:: Activity ::
Look through the lines below and extract each one that contains "filtering".

=== Dataset records ===

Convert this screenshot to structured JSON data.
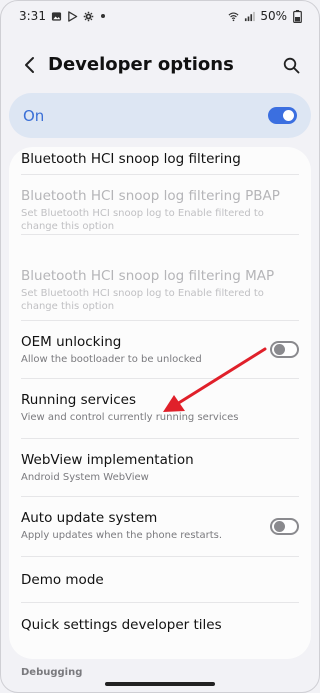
{
  "status_bar": {
    "time": "3:31",
    "battery": "50%",
    "icons": [
      "gallery-icon",
      "play-store-icon",
      "settings-icon",
      "wifi-icon",
      "signal-icon",
      "battery-icon"
    ]
  },
  "header": {
    "title": "Developer options",
    "back_icon": "chevron-left-icon",
    "search_icon": "search-icon"
  },
  "master_switch": {
    "label": "On",
    "state": "on"
  },
  "items": [
    {
      "title": "Bluetooth HCI snoop log filtering",
      "subtitle": "",
      "enabled": true,
      "toggle": null
    },
    {
      "title": "Bluetooth HCI snoop log filtering PBAP",
      "subtitle": "Set Bluetooth HCI snoop log to Enable filtered to change this option",
      "enabled": false,
      "toggle": null
    },
    {
      "title": "Bluetooth HCI snoop log filtering MAP",
      "subtitle": "Set Bluetooth HCI snoop log to Enable filtered to change this option",
      "enabled": false,
      "toggle": null
    },
    {
      "title": "OEM unlocking",
      "subtitle": "Allow the bootloader to be unlocked",
      "enabled": true,
      "toggle": "off"
    },
    {
      "title": "Running services",
      "subtitle": "View and control currently running services",
      "enabled": true,
      "toggle": null
    },
    {
      "title": "WebView implementation",
      "subtitle": "Android System WebView",
      "enabled": true,
      "toggle": null
    },
    {
      "title": "Auto update system",
      "subtitle": "Apply updates when the phone restarts.",
      "enabled": true,
      "toggle": "off"
    },
    {
      "title": "Demo mode",
      "subtitle": "",
      "enabled": true,
      "toggle": null
    },
    {
      "title": "Quick settings developer tiles",
      "subtitle": "",
      "enabled": true,
      "toggle": null
    }
  ],
  "next_section": "Debugging",
  "colors": {
    "accent": "#3b6fe0",
    "master_bg": "#dde6f3",
    "annotation_arrow": "#e0202a"
  }
}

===

:: Answer space ::
      "title": "Bluetooth HCI snoop log filtering",
      "title": "Bluetooth HCI snoop log filtering PBAP",
      "title": "Bluetooth HCI snoop log filtering MAP",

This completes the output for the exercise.